What you will do:
If a line in the data contains "smiling", copy it out.

***** Data provided

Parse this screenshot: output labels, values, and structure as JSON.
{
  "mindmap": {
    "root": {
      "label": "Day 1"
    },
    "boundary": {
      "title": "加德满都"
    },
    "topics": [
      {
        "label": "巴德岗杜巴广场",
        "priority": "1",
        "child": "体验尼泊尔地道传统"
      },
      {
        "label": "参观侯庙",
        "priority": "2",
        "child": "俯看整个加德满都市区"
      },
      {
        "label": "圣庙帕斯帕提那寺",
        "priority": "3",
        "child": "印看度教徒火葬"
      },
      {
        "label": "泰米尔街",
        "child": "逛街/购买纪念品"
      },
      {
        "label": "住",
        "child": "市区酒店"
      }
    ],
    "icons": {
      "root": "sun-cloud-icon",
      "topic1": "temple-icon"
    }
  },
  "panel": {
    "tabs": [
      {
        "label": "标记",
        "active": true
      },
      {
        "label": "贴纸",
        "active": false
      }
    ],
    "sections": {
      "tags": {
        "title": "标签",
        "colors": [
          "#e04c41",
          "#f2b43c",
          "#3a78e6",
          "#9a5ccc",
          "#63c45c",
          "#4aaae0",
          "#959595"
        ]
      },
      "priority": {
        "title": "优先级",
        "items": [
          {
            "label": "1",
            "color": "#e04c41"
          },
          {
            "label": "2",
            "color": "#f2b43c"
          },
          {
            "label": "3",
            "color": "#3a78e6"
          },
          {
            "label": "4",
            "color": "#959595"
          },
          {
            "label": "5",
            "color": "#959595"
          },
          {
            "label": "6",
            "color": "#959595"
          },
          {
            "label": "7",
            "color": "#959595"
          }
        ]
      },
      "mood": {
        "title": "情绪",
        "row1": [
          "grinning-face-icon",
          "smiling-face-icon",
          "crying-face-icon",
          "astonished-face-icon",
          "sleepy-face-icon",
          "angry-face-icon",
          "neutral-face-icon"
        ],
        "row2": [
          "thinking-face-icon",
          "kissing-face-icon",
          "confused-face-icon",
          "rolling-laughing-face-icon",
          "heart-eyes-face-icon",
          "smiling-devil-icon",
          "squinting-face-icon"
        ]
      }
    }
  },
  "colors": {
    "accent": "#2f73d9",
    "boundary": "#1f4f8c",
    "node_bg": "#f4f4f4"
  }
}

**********

Completed exercise:
          "smiling-face-icon",
          "smiling-devil-icon",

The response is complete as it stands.